» **What is required**:
Go through the lines below and copy any that hold the string "Office".

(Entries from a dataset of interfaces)
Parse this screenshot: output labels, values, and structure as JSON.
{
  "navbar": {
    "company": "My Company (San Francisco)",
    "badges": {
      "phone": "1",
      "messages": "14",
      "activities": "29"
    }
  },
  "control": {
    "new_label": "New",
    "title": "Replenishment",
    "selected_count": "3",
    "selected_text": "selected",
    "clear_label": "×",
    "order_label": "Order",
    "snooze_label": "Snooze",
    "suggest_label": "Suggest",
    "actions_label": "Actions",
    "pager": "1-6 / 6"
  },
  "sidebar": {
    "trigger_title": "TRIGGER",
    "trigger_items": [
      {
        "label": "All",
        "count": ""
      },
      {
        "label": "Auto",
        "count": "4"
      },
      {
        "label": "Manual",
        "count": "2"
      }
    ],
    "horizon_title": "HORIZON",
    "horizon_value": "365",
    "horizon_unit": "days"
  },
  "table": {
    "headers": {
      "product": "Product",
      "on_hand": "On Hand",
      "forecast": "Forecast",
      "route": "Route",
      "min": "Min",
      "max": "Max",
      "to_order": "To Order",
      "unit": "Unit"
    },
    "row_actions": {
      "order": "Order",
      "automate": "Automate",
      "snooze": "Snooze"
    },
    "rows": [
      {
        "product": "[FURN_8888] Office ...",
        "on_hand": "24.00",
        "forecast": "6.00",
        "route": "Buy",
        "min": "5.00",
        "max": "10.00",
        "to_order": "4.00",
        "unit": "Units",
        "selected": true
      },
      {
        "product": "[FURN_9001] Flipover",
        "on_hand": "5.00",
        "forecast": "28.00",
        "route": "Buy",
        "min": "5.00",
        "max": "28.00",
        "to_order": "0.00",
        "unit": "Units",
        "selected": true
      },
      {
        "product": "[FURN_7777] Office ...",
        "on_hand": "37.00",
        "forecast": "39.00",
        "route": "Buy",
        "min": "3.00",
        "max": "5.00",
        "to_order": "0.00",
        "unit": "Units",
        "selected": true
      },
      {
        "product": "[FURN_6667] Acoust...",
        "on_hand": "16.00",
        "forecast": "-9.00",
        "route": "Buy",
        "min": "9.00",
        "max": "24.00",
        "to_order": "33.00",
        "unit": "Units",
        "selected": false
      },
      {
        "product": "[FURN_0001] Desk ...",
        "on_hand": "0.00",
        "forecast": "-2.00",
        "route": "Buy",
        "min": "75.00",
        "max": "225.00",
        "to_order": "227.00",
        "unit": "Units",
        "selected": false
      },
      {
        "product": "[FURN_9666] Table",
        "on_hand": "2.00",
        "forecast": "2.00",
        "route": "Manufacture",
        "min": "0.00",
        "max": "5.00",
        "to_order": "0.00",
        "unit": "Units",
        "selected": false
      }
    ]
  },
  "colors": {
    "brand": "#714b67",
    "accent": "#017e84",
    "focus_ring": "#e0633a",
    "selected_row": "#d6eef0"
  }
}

» **Problem solution**:
        "product": "[FURN_8888] Office ...",
        "product": "[FURN_7777] Office ...",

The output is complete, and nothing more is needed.